(DATA EXCERPTS Opens)
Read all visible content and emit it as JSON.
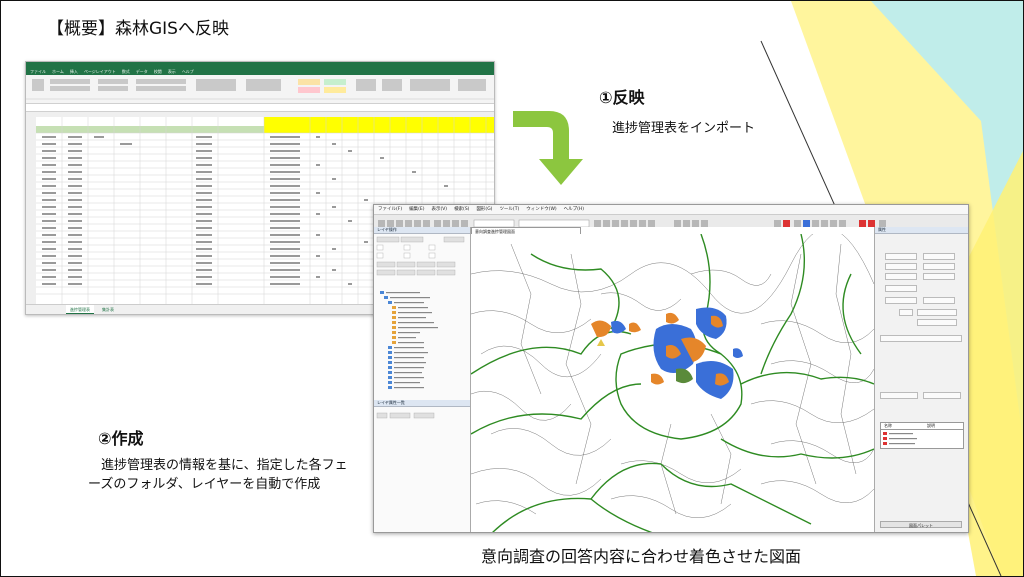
{
  "title": "【概要】森林GISへ反映",
  "step1": {
    "heading": "①反映",
    "description": "進捗管理表をインポート"
  },
  "step2": {
    "heading": "②作成",
    "description": "進捗管理表の情報を基に、指定した各フェーズのフォルダ、レイヤーを自動で作成"
  },
  "caption": "意向調査の回答内容に合わせ着色させた図面",
  "colors": {
    "arrow": "#8cc63f",
    "accent_yellow": "#fff176",
    "accent_cyan": "#b2ebf2",
    "excel_green": "#217346",
    "map_line": "#2e8b22",
    "map_blue": "#3a6fd8",
    "map_orange": "#e5862a"
  },
  "excel": {
    "menu": [
      "ファイル",
      "ホーム",
      "挿入",
      "ページレイアウト",
      "数式",
      "データ",
      "校閲",
      "表示",
      "ヘルプ"
    ],
    "sheet_tabs": [
      "進捗管理表",
      "集計表"
    ]
  },
  "gis": {
    "menu": [
      "ファイル(F)",
      "編集(E)",
      "表示(V)",
      "検索(S)",
      "図形(G)",
      "ツール(T)",
      "ウィンドウ(W)",
      "ヘルプ(H)"
    ],
    "layer_panel_title": "レイヤ操作",
    "attr_panel_title": "レイヤ属性一覧",
    "map_tab": "意向調査進捗管理図面",
    "right_panel_title": "属性",
    "legend_header": [
      "名称",
      "説明"
    ],
    "bottom_tab": "図面パレット"
  }
}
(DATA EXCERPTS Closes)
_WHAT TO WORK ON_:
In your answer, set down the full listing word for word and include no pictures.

_WRITTEN ANSWER_:
Read all visible content and emit it as JSON.
{
  "title": "【概要】森林GISへ反映",
  "step1": {
    "heading": "①反映",
    "description": "進捗管理表をインポート"
  },
  "step2": {
    "heading": "②作成",
    "description": "進捗管理表の情報を基に、指定した各フェーズのフォルダ、レイヤーを自動で作成"
  },
  "caption": "意向調査の回答内容に合わせ着色させた図面",
  "colors": {
    "arrow": "#8cc63f",
    "accent_yellow": "#fff176",
    "accent_cyan": "#b2ebf2",
    "excel_green": "#217346",
    "map_line": "#2e8b22",
    "map_blue": "#3a6fd8",
    "map_orange": "#e5862a"
  },
  "excel": {
    "menu": [
      "ファイル",
      "ホーム",
      "挿入",
      "ページレイアウト",
      "数式",
      "データ",
      "校閲",
      "表示",
      "ヘルプ"
    ],
    "sheet_tabs": [
      "進捗管理表",
      "集計表"
    ]
  },
  "gis": {
    "menu": [
      "ファイル(F)",
      "編集(E)",
      "表示(V)",
      "検索(S)",
      "図形(G)",
      "ツール(T)",
      "ウィンドウ(W)",
      "ヘルプ(H)"
    ],
    "layer_panel_title": "レイヤ操作",
    "attr_panel_title": "レイヤ属性一覧",
    "map_tab": "意向調査進捗管理図面",
    "right_panel_title": "属性",
    "legend_header": [
      "名称",
      "説明"
    ],
    "bottom_tab": "図面パレット"
  }
}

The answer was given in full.